What a squeeze leaving Limni
After two days in Limni harbour it was time to set sail (hopefully, depending on the wind) and head north to our first chosen anchorage on the way to Skiathos, one of the Northern Sporades islands, with Kaş in Turkey as our final destination.
We were very nervous about getting out of Limni because it is such a slim harbour, packed with local fishing boats and very shallow on one side. The visitor spaces were all taken up and so Baz was going to have to edge forward and then reverse back out of the harbour to the bay.
Considering we’d been out of the water for eight and a half months we did a fairly good job as our seaworthy-rusty brains kicked into gear. Despite the nerves, and the fact that some (dare I say it?) idiot had rafted to another yacht at the entrance to the harbour where it gets shallow on the other side – we still managed to get out safely, thanks to Barry’s expert boat handling.
We set sail!
We had enough wind to bring out the sails which was fantastic! We did notice that the leech line on the mainsail was a bit loose and the edge was flapping. I got up on the coach roof, grabbed hold of the boom to stay on the boat, tightened the line and secured it with a few half-hitches. If there’s a better knot to use to do this, do let me know.

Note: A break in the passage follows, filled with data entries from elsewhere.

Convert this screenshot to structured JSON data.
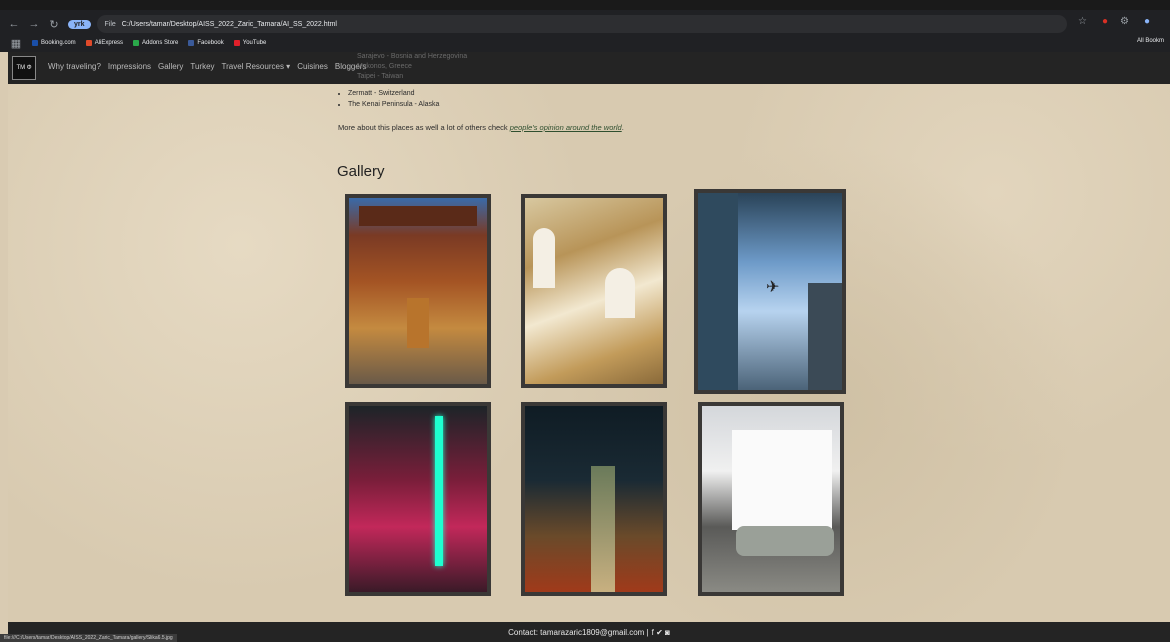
{
  "browser": {
    "ext_chip": "yrk",
    "url_scheme": "File",
    "url": "C:/Users/tamar/Desktop/AISS_2022_Zaric_Tamara/AI_SS_2022.html",
    "bookmarks": [
      "Booking.com",
      "AliExpress",
      "Addons Store",
      "Facebook",
      "YouTube"
    ],
    "bookmark_colors": [
      "#1a4fa8",
      "#e04a2a",
      "#2aa84a",
      "#3a5a9a",
      "#e0202a"
    ],
    "all_bookmarks": "All Bookm",
    "status_url": "file:///C:/Users/tamar/Desktop/AISS_2022_Zaric_Tamara/gallery/Slika6.5.jpg"
  },
  "site": {
    "logo": "TM Φ",
    "nav": [
      "Why traveling?",
      "Impressions",
      "Gallery",
      "Turkey",
      "Travel Resources ▾",
      "Cuisines",
      "Bloggers"
    ],
    "peek_lines": [
      "Sarajevo - Bosnia and Herzegovina",
      "Mykonos, Greece",
      "Taipei - Taiwan"
    ],
    "destinations": [
      "Zermatt - Switzerland",
      "The Kenai Peninsula - Alaska"
    ],
    "more_text": "More about this places as well a lot of others check",
    "more_link": "people's opinion around the world",
    "more_end": ".",
    "gallery_title": "Gallery",
    "footer_contact": "Contact: tamarazaric1809@gmail.com |",
    "footer_icons": "f ✔ ◙"
  }
}
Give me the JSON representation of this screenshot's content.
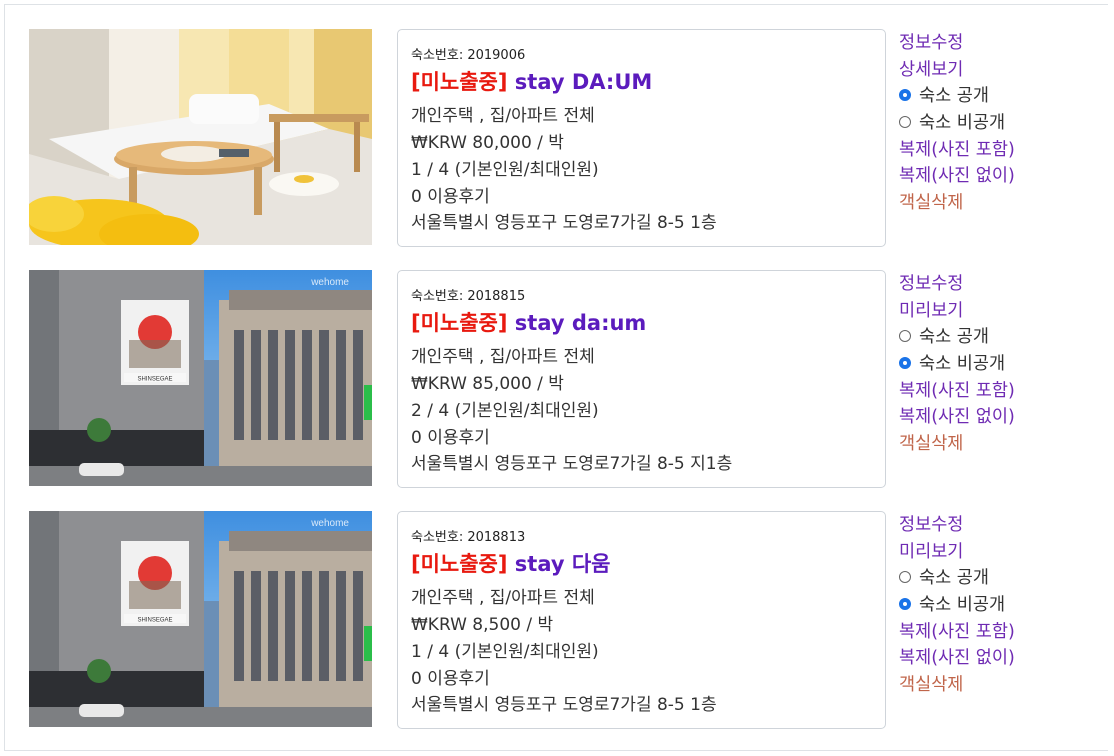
{
  "listings": [
    {
      "stay_id_label": "숙소번호: 2019006",
      "status": "[미노출중]",
      "name": "stay DA:UM",
      "type": "개인주택 , 집/아파트 전체",
      "price": "₩KRW 80,000 / 박",
      "guests": "1 / 4 (기본인원/최대인원)",
      "reviews": "0 이용후기",
      "address": "서울특별시 영등포구 도영로7가길 8-5 1층",
      "actions": {
        "edit": "정보수정",
        "view": "상세보기",
        "public": "숙소 공개",
        "private": "숙소 비공개",
        "selected": "public",
        "copy_with_photos": "복제(사진 포함)",
        "copy_without_photos": "복제(사진 없이)",
        "delete": "객실삭제"
      }
    },
    {
      "stay_id_label": "숙소번호: 2018815",
      "status": "[미노출중]",
      "name": "stay da:um",
      "type": "개인주택 , 집/아파트 전체",
      "price": "₩KRW 85,000 / 박",
      "guests": "2 / 4 (기본인원/최대인원)",
      "reviews": "0 이용후기",
      "address": "서울특별시 영등포구 도영로7가길 8-5 지1층",
      "photo_watermark": "wehome",
      "photo_sign": "SHINSEGAE",
      "actions": {
        "edit": "정보수정",
        "view": "미리보기",
        "public": "숙소 공개",
        "private": "숙소 비공개",
        "selected": "private",
        "copy_with_photos": "복제(사진 포함)",
        "copy_without_photos": "복제(사진 없이)",
        "delete": "객실삭제"
      }
    },
    {
      "stay_id_label": "숙소번호: 2018813",
      "status": "[미노출중]",
      "name": "stay 다움",
      "type": "개인주택 , 집/아파트 전체",
      "price": "₩KRW 8,500 / 박",
      "guests": "1 / 4 (기본인원/최대인원)",
      "reviews": "0 이용후기",
      "address": "서울특별시 영등포구 도영로7가길 8-5 1층",
      "photo_watermark": "wehome",
      "photo_sign": "SHINSEGAE",
      "actions": {
        "edit": "정보수정",
        "view": "미리보기",
        "public": "숙소 공개",
        "private": "숙소 비공개",
        "selected": "private",
        "copy_with_photos": "복제(사진 포함)",
        "copy_without_photos": "복제(사진 없이)",
        "delete": "객실삭제"
      }
    }
  ],
  "colors": {
    "status": "#e8190f",
    "name": "#5b1bbd",
    "link": "#6f2bb3",
    "delete": "#c0654a",
    "radio_on": "#1a73e8"
  }
}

It is a wonderful feeling with the wind in your hair and the sun on your face (but wear sunscreen lol). We had a great first five hour passage to our first anchorage on the Greek mainland just north of Evia island, called Karavomilos.
It is a fairly large bay and looks like a regular small town there but we didn’t feel like exploring, choosing instead to enjoy our first night of sailing freedom chilling on deck with a drink.
An Admiral’s hat and a Captain’s hat that’s too large
We were in great spirits the following morning after a great night’s sleep in the flat, calm anchorage. I joked that because Baz has a Captain’s hat, I ought to have an Admiral’s hat – as it’s an in-joke that he calls me Admiral, as you can’t have two captains on board!
Baz also asked whether his hat should be worn ears in, or ears out. I can tell you, there’s really only one way. But you’ll have to watch the video to decide for yourself! When you do, please tell us in the comments below the video.
Next week, we sail to Skiathos, the first of a string of beautiful Greek islands on our passage south east towards Turkey.
If you’d like to see the video, just click here.
Until next week, I wish you a very pleasant week and that you get a little closer to your dreams and aspirations.